__Collected data entries__.
______

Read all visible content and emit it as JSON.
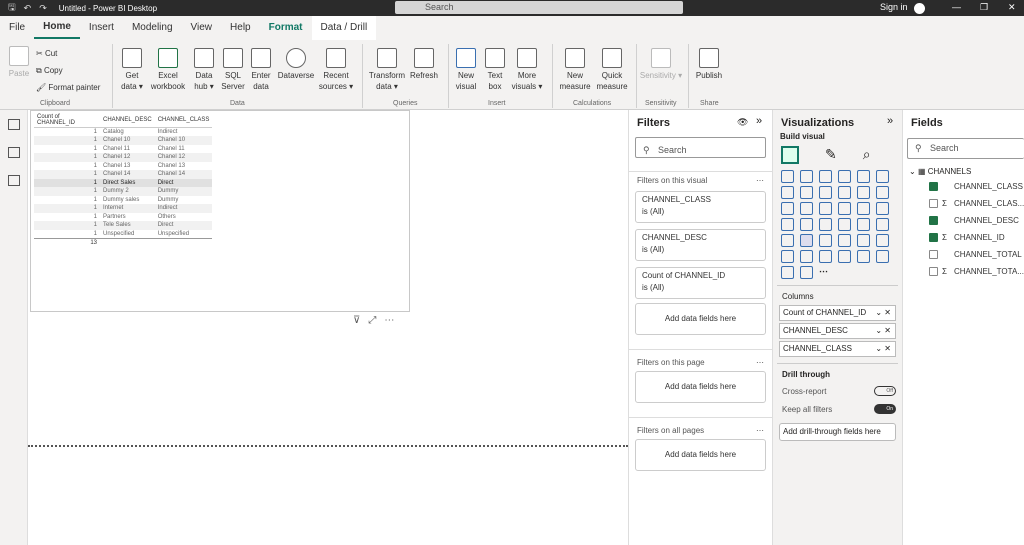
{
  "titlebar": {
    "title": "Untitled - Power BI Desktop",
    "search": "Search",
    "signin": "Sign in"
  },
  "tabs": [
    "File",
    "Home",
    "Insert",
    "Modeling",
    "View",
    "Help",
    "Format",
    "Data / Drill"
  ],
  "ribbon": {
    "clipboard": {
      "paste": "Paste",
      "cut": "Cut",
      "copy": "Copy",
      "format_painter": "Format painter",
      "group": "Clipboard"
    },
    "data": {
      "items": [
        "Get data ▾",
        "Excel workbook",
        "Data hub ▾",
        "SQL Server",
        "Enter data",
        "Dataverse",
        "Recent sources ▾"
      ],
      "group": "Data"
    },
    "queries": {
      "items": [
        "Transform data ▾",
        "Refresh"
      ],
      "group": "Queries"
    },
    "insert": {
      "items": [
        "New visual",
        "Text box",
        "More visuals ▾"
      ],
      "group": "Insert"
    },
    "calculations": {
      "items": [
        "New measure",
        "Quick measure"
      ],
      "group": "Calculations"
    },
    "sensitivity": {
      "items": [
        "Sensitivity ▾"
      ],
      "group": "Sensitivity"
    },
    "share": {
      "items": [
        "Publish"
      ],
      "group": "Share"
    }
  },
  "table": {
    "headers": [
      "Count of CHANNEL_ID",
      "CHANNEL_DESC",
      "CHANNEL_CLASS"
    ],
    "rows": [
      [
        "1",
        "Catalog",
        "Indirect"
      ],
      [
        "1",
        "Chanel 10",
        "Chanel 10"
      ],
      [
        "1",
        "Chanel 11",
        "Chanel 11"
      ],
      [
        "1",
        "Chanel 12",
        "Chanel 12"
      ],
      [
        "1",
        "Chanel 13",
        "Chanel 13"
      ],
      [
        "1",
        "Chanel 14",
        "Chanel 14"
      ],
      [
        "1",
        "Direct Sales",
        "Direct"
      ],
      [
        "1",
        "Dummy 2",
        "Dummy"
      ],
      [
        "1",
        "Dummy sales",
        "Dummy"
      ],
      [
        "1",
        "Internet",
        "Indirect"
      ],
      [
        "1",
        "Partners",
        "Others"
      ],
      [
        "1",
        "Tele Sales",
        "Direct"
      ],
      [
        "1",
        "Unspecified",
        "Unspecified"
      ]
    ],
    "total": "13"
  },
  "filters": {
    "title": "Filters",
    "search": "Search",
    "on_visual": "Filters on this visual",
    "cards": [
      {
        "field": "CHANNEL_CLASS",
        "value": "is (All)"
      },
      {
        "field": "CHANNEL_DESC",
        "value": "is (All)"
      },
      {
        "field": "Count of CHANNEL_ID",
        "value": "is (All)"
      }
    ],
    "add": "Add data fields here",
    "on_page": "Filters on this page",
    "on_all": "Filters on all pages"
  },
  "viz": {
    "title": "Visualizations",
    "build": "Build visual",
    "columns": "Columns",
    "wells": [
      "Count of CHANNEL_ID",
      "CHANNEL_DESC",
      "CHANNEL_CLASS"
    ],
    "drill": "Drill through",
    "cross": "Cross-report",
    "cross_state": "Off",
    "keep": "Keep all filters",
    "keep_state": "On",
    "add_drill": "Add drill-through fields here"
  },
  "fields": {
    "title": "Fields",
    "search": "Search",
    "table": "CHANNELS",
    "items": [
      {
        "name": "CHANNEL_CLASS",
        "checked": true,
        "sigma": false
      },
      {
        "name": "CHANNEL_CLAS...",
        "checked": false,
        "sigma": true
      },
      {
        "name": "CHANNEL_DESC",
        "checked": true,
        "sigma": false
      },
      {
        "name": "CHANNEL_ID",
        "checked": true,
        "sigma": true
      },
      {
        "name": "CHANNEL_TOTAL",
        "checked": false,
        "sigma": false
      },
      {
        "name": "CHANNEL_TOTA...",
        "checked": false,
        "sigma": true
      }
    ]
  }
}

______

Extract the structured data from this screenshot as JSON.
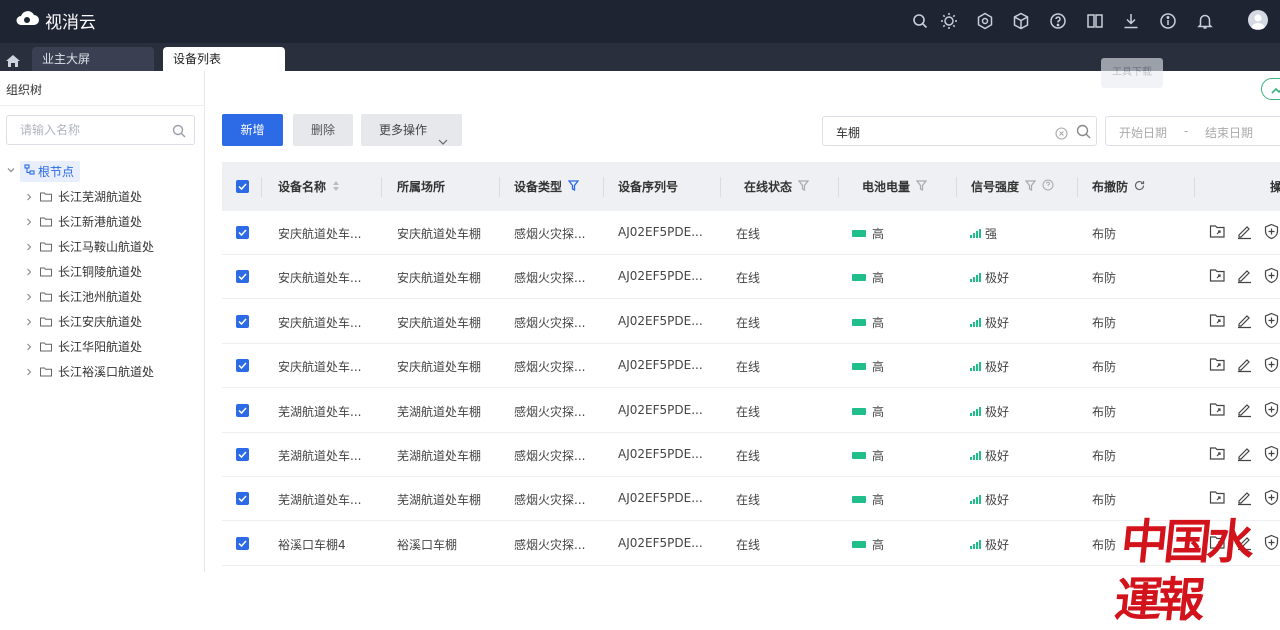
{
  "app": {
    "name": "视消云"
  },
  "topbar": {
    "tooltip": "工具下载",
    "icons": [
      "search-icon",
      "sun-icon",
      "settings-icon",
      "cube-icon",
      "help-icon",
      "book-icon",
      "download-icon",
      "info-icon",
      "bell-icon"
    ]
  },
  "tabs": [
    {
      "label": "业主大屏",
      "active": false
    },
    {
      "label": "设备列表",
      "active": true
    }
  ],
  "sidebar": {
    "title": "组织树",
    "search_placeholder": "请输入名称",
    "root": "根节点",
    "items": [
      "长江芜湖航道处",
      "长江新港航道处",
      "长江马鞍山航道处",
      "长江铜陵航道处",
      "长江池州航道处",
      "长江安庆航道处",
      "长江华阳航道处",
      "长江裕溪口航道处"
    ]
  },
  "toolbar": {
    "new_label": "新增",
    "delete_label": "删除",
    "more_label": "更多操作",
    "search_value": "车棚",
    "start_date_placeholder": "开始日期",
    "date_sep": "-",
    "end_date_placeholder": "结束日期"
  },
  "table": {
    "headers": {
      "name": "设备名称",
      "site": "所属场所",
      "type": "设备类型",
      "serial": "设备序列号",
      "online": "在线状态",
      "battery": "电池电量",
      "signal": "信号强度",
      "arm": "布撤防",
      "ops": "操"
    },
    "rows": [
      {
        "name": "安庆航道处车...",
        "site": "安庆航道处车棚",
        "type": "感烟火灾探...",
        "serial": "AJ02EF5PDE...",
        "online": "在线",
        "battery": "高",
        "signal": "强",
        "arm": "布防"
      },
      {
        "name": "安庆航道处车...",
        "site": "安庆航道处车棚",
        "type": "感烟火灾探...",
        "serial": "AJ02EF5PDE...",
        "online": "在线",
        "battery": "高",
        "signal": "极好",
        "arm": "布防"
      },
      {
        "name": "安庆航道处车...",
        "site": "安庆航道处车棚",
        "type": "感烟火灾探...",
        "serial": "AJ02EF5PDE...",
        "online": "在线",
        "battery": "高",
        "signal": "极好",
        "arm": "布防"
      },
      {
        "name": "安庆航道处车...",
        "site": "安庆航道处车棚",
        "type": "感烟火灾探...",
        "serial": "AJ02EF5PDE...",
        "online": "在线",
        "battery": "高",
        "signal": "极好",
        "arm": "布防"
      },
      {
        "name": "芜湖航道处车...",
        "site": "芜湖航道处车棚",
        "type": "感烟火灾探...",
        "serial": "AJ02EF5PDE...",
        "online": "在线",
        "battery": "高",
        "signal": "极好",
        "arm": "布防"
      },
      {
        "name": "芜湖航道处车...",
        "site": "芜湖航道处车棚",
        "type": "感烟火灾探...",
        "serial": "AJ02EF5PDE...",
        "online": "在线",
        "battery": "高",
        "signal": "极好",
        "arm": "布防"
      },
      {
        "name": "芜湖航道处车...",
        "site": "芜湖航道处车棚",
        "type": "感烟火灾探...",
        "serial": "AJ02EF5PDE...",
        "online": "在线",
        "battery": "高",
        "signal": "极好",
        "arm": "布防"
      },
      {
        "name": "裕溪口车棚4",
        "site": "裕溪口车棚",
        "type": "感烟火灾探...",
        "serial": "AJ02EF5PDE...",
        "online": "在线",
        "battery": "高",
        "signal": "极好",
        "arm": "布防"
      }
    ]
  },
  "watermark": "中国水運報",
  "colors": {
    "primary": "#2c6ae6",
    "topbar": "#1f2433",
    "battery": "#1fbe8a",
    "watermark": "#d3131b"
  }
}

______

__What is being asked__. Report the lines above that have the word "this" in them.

__Finished exercise__.
    "on_visual": "Filters on this visual",
    "on_page": "Filters on this page",
Extract the structured data from this screenshot as JSON.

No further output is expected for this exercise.